September 07, 2008

Debunking An Article/Study: Catalogs Still Rule?

Multichannel Merchant published an article titled "Print Catalogs Still Rule, Survey Shows". The first sentence says "If you think the print catalog is a dying channel, you better think again." Sounds like an agenda will be shared. Let's explore this article, which is an advertisement for the DMA's State Of The Catalog Industry Report, 2008 Ed, a $245 article for members, $445 article for non-members.

Quotation #1 = "Of 106 merchants polled by the Direct Marketing Association". Who was polled? Is the polling representative of all catalogers? We don't get to know in this article.
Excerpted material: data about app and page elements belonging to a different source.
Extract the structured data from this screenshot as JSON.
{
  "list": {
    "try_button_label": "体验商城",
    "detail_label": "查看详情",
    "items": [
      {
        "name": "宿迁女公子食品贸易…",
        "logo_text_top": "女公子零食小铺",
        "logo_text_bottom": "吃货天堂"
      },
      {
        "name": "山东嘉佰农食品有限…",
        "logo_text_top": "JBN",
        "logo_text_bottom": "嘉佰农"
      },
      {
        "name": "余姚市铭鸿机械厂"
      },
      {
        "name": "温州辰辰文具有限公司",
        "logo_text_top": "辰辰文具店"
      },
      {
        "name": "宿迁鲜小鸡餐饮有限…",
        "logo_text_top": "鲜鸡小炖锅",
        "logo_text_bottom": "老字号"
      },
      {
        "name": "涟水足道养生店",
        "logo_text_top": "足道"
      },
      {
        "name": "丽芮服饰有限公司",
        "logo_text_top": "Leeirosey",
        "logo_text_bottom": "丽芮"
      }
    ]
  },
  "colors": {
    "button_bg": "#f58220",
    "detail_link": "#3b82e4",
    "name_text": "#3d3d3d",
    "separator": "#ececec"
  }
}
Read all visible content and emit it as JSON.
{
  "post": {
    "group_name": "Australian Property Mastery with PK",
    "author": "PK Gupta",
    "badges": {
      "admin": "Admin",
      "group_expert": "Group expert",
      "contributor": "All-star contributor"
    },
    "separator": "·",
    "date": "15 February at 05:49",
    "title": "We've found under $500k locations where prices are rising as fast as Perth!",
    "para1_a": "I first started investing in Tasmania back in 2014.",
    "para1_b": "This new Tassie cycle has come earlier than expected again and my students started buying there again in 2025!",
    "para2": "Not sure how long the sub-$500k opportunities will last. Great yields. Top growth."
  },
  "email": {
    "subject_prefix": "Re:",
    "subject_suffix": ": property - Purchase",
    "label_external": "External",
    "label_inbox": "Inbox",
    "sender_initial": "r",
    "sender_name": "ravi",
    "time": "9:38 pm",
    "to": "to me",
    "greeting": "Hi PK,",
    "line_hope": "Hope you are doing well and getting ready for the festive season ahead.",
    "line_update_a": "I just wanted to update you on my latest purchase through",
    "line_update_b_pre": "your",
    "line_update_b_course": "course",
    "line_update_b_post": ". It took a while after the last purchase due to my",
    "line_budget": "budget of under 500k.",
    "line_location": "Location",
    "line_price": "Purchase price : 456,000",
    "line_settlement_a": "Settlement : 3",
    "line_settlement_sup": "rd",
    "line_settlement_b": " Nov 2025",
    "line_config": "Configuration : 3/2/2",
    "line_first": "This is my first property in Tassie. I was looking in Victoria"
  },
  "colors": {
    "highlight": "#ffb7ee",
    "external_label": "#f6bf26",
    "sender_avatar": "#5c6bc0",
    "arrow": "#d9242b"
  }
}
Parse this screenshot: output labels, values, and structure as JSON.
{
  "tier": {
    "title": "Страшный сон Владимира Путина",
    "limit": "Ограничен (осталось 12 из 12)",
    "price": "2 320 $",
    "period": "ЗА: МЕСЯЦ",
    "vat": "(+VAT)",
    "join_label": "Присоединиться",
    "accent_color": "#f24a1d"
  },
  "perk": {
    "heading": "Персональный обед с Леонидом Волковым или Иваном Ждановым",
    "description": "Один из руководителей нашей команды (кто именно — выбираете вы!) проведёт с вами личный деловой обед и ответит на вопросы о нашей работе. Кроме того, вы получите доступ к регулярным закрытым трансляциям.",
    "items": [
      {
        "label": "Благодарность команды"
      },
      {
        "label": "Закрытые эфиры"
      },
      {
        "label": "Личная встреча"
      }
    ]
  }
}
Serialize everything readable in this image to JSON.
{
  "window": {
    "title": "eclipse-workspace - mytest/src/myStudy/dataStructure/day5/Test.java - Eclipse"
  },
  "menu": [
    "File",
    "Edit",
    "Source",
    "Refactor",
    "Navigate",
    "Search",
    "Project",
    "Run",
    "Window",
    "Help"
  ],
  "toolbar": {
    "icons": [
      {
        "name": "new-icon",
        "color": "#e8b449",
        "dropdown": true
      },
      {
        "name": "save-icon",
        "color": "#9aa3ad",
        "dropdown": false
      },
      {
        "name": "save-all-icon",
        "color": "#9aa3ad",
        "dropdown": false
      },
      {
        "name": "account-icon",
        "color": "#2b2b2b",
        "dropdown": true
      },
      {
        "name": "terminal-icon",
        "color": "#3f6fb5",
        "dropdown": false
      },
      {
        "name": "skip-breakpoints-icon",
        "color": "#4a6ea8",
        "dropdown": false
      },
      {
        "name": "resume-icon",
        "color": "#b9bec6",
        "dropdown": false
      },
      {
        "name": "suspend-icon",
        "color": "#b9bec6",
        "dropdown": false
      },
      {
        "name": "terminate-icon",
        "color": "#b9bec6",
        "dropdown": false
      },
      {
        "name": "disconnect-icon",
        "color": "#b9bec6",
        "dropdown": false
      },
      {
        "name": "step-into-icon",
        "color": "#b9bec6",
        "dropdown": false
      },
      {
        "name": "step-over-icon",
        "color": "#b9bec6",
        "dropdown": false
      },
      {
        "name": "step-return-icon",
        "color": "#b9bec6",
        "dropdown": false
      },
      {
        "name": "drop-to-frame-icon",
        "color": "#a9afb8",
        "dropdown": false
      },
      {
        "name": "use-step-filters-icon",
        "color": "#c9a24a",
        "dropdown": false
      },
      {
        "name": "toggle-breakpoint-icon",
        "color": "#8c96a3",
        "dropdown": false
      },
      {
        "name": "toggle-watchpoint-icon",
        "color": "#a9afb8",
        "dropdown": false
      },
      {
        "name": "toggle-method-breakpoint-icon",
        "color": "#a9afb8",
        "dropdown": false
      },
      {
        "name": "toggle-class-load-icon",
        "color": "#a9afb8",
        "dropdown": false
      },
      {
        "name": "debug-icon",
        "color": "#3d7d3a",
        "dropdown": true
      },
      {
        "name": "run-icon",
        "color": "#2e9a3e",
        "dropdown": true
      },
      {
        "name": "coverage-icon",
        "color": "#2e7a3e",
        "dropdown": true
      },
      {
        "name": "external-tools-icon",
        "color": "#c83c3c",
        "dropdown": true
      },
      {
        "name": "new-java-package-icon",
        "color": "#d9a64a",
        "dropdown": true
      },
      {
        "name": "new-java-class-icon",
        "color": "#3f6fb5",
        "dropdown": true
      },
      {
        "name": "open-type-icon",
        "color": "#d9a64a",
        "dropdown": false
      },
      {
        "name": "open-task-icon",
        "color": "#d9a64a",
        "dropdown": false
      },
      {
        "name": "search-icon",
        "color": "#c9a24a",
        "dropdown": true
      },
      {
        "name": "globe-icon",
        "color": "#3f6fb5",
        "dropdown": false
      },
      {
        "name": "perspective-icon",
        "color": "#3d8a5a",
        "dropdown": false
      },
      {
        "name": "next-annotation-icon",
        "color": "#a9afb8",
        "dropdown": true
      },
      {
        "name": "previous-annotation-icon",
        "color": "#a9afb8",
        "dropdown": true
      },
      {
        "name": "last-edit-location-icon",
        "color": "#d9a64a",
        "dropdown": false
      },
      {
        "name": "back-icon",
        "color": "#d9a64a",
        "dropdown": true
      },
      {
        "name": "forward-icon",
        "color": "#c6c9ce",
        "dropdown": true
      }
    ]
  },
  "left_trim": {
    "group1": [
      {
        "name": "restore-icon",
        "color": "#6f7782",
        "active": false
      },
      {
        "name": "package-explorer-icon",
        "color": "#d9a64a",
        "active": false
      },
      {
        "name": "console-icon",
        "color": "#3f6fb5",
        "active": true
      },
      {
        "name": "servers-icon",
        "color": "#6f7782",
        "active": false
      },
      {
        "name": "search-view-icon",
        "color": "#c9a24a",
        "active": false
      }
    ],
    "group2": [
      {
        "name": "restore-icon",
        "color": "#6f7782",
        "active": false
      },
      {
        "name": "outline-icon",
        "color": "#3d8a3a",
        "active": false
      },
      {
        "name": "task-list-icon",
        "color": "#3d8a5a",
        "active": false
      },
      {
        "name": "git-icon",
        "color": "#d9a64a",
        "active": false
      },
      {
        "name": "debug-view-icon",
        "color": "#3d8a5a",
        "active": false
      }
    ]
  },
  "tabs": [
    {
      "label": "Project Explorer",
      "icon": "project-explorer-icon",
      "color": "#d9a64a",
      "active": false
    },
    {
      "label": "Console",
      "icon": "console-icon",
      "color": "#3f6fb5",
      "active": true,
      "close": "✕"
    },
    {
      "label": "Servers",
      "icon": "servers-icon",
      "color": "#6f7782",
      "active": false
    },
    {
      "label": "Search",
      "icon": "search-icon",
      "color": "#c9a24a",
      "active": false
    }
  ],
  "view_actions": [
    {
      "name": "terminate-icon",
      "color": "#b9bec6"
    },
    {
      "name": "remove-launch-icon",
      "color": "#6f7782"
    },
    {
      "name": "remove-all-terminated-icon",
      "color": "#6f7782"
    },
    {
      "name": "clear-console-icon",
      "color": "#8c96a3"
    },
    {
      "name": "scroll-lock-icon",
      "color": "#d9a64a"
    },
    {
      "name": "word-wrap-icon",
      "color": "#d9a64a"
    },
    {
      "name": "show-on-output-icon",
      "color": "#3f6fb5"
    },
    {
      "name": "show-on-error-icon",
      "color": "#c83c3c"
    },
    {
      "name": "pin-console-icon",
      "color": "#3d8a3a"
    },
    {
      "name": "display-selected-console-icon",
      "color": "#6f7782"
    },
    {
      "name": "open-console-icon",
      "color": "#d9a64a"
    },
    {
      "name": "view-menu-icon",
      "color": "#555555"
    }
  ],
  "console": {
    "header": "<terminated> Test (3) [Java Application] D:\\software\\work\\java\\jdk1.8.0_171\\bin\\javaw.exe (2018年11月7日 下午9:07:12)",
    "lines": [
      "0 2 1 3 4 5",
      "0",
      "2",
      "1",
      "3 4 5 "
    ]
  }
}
Quotation #2 = "And our data suggests a consensus among successful marketers that there are consistent and integrated standards across all channels". Could we get a definition of a "successful marketer"? Bloomingdales just killed their catalog division. Nordstrom killed their catalog division, and enjoyed the most profitable years in the history of the company. Is that success?

Quotation #3 = "And despite buzz to the contrary, the number of print catalogs in circulation has actually increased since 2003." Ok, let's assume you are right. Tell me what has happened since 2006? In the past two years, you have a postage increase averaging about 30% that wreaked havoc, an economic downturn that is shredding circulation, and the implosion of catalog customer acquisition. None of those points are mentioned in the article. From 2003 to 2006, we enjoyed the buoyancy of the home equity piggy bank.

Quotation #4 = "The survey estimates that total annual housefile circulation reached about 15,463,891 while total annual prospect circulation reached about 5,536,424. That's up significantly from the total annual housefile circulation of about 5,169,011, and total annual prospect circulation of 3,423,389, recorded in 2003." What does this mean? Are these total numbers in the survey, or are they averages per survey respondent? And how about the word "about", bantered around in the quote? What does "about" mean? Does it mean that 5,536,424 is really 5,536,429? Or does it mean that 5,536,424 really means 2,536,424? Help us understand!! Finally, let's assume these numbers are accurate, representing an average cataloger. Let's ask a question. Have you tripled your housefile circulation in the past five years? Have you nearly doubled your customer acquisition circulation in the past five years? Ask Talbots, or J. Jill, or Nordstrom, or Lands' End, or L.L. Bean, or Eddie Bauer, or Bloomingdales, or Lillian Vernon, or Hanna Andersson if they tripled their housefile circulation in the past five years. If the numbers are accurate, this suggests that the sample of respondents are small catalogers that are growing rapidly. Heck, I know of several small catalogers that are growing rapidly --- that's the nature of a young, growing brand. These businesses rent/exchange names with big companies, growing from the hard work of the larger brands that preceeded them, while big companies already have all the names available. Catalogs are wonderful for small, growing catalog brands.

Quotation #5 = "The findings are also based on a detailed analysis of billions of transactional records from 100 million households in the Abacus Alliance database, maintained by marketing firm Abacus, a division of Epsilon, which helped underwrite the report." Ah! So the DMA did a survey, Abacus kicked in a few bucks to complete the study, and results were merged together so that the reader does not know in this article which statistics are from the study and which statistics were paid for by Abacus. Why doesn't the mystery author honestly tell us which stats are from the study, and which stats are from Abacus? And how come the information in the article is so glowingly positive? How come there is no discussion about the true hardships facing catalogers, including but not limited to declining response rates across housefile and especially customer acquisition segments? And why isn't the fact that Abacus contributed metrics and underwrote the study not mentioned in the title of the article --- the title of the article says this is a survey?

Why do our industry leaders continue to offer us misleading information? This style of writing/selling is exasperating to me, a sales pitch to continue to execute the practices that make sure the DMA and Abacus stay in business.

Or am I way off base? If I'm off base, please use the comments section to defend the article ... I'll even publish your responses as a complete post if you wish. What do you think?